* **EXERCISE GOAL**
Every record must come back unchanged, apart from the pictures, which are dropped.

* **Data records for software interfaces**
#####

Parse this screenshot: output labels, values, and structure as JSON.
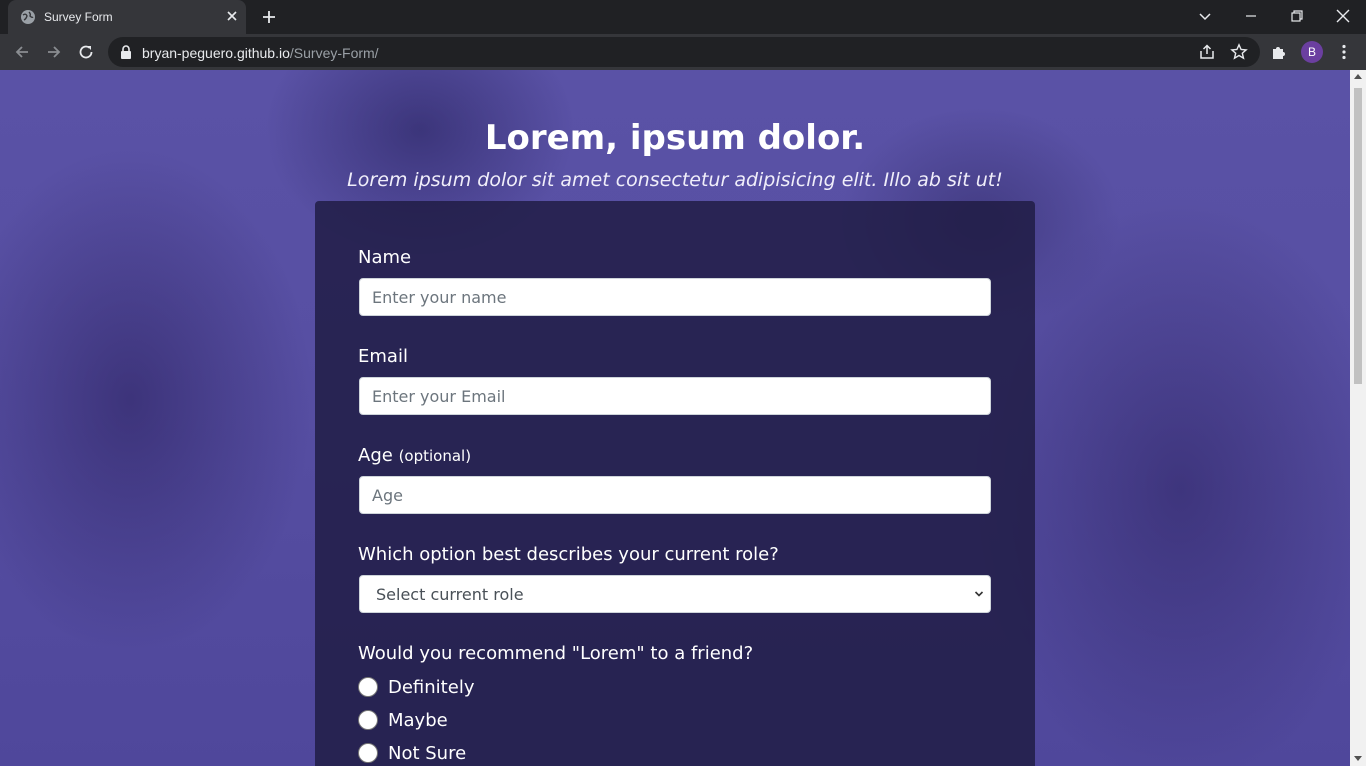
{
  "browser": {
    "tab_title": "Survey Form",
    "url_host": "bryan-peguero.github.io",
    "url_path": "/Survey-Form/",
    "profile_initial": "B"
  },
  "page": {
    "title": "Lorem, ipsum dolor.",
    "description": "Lorem ipsum dolor sit amet consectetur adipisicing elit. Illo ab sit ut!"
  },
  "form": {
    "name": {
      "label": "Name",
      "placeholder": "Enter your name"
    },
    "email": {
      "label": "Email",
      "placeholder": "Enter your Email"
    },
    "age": {
      "label": "Age",
      "label_note": "(optional)",
      "placeholder": "Age"
    },
    "role": {
      "label": "Which option best describes your current role?",
      "selected": "Select current role"
    },
    "recommend": {
      "label": "Would you recommend \"Lorem\" to a friend?",
      "options": [
        "Definitely",
        "Maybe",
        "Not Sure"
      ]
    }
  }
}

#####

* **SOLUTION BELOW**
Parse this screenshot: output labels, values, and structure as JSON.
{
  "browser": {
    "tab_title": "Survey Form",
    "url_host": "bryan-peguero.github.io",
    "url_path": "/Survey-Form/",
    "profile_initial": "B"
  },
  "page": {
    "title": "Lorem, ipsum dolor.",
    "description": "Lorem ipsum dolor sit amet consectetur adipisicing elit. Illo ab sit ut!"
  },
  "form": {
    "name": {
      "label": "Name",
      "placeholder": "Enter your name"
    },
    "email": {
      "label": "Email",
      "placeholder": "Enter your Email"
    },
    "age": {
      "label": "Age",
      "label_note": "(optional)",
      "placeholder": "Age"
    },
    "role": {
      "label": "Which option best describes your current role?",
      "selected": "Select current role"
    },
    "recommend": {
      "label": "Would you recommend \"Lorem\" to a friend?",
      "options": [
        "Definitely",
        "Maybe",
        "Not Sure"
      ]
    }
  }
}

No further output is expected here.